However, I am also struck, very deeply, by the unity in the Cistercian/Trappist Order. That a monk can move half way around the world, from a different culture and experience, and adapt to a new community (with just a few tweaks and minor surgeries), speaks a lot for the Cistercian charism and the unity of the Order. But it also speaks a lot for the welcome that Abbot Peter and the community have extended to me. It is true that they are probably suffering, what amounts to learning a new language, in trying to understand my Irish accent! Also when my turn for cooking comes around and I, for example, produce an Irish shepherd’s pie they all politely eat it even though they don’t know what it is! May God continue to reward their patience and charity!
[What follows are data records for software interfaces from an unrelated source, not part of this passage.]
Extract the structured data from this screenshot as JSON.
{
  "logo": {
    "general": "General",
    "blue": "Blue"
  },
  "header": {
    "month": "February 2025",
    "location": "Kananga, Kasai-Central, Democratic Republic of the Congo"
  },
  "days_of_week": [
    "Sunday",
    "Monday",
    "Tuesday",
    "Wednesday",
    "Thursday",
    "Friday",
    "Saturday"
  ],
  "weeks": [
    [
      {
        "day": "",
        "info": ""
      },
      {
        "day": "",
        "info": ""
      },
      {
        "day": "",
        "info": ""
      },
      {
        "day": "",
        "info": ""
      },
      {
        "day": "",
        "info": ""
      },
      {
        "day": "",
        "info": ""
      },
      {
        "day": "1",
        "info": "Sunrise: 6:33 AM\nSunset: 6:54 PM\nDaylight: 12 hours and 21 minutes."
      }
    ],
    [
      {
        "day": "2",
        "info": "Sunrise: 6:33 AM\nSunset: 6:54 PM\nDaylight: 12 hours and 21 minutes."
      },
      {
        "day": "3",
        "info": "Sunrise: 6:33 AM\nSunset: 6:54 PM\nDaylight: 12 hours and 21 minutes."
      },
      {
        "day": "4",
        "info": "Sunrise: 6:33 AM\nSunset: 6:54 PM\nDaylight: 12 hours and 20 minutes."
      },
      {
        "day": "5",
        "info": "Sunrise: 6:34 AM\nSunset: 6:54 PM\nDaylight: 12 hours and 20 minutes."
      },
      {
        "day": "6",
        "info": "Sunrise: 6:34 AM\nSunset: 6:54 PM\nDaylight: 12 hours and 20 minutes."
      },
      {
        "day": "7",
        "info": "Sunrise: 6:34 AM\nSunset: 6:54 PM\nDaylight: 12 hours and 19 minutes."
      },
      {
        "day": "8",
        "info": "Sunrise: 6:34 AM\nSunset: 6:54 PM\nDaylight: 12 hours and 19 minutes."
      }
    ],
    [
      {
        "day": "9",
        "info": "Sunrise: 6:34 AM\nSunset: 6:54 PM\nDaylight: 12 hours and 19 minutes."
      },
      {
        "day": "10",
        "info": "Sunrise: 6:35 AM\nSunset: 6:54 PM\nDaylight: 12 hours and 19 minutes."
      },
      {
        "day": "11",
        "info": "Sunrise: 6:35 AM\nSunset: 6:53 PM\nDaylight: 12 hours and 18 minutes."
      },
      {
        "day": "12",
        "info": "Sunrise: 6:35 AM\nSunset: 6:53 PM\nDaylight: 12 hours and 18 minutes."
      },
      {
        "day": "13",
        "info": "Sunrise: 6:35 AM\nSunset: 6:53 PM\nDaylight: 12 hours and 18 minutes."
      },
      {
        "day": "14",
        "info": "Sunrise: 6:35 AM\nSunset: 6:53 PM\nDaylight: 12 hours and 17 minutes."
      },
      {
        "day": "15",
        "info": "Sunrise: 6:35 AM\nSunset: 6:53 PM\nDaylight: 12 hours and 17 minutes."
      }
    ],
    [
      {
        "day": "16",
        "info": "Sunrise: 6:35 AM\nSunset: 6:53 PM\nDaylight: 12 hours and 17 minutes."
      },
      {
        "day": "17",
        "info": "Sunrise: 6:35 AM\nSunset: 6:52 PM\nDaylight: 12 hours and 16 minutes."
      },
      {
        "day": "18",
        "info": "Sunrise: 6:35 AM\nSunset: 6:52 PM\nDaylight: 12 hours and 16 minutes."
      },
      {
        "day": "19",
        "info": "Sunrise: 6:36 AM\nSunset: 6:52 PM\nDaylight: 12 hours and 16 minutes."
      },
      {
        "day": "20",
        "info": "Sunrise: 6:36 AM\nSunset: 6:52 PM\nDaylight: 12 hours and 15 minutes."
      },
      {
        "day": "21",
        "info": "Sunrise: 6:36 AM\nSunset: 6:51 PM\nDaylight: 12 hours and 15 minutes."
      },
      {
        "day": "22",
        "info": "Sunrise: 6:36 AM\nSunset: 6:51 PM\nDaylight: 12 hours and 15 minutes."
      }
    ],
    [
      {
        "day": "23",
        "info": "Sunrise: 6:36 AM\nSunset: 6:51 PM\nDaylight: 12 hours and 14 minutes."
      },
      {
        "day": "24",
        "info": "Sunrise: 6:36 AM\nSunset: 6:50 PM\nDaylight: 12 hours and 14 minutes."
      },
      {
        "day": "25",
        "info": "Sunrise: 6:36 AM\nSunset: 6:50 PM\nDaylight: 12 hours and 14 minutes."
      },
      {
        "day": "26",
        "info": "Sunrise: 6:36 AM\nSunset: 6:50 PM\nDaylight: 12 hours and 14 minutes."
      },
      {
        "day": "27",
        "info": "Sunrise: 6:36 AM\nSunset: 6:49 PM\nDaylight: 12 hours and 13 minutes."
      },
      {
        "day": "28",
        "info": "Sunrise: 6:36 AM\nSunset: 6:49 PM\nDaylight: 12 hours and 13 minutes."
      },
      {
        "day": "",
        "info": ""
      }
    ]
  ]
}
I am also quite taken by the similar challenges facing monasteries in Ireland and the U.S. When I was in Ireland one of the major concerns was the one of supporting ourselves financially. Therefore, there was an ongoing concern for falling milk prices and rising costs in the agricultural sector. Here in Guadalupe Abbey the major concern is the dwindling book bindery industry as gradually more and more librarians, students and universities are changing over to digital media and so many valued customers are binding less. There is a sense of living in a rapidly changing world that is very hard to keep up with. So there are very similar challenges facing all our Cistercian communities globally. Our Cistercian brethren in the Middle Ages had to face even more dramatic changes through wars, plagues and revolutions. So it gives me much joy to see the same spirit of total trust in the Lord here in the community of Guadalupe Abbey and how the Lord is guiding us all according to his plan.
To finish on a more personal note, I really enjoy and appreciate the very well stocked library here in Guadalupe Abbey. It provides a source of much enjoyment and ongoing formation. I love to walk in the hills surrounding the abbey and you need to wear your sweats because you are sure to get a thoroughly good work-out. I also enjoy working with Br John who also provides an even better work-out with odd jobs that need to be done around the monastery. Abbot Peter, for the purposes of ongoing formation for the community, regularly brings in outside speakers who are experts in either theology, spirituality, or psychology. This is something I enjoy a lot and which is also much appreciated by the community. I cook in the kitchen one or two days a week and I enjoy this very much even though you have to be on top of your game to get it all done on time. I continually look to the octogenarian cooks in the community to learn how this feat is achieved with such unruffled serenity!
Finally, it remains only to thank Abbot Peter for the warm welcome he has given me to live with the community here in Guadalupe and his ongoing care. Also the same goes for the rest of the community who have been equally welcoming and caring. How can I forget Br. Dominique, who met me at the airport when I arrived and got me a most beautiful meal which probably did permanent damage to my cholesterol but that is okay! And lastly to thank Br. Chris who gently urged me… okay, perhaps not so ‘gently’… to write this little article and share my experience, which I am happy to do.
I ask your prayers.
+ Br. Brian O’ Dowd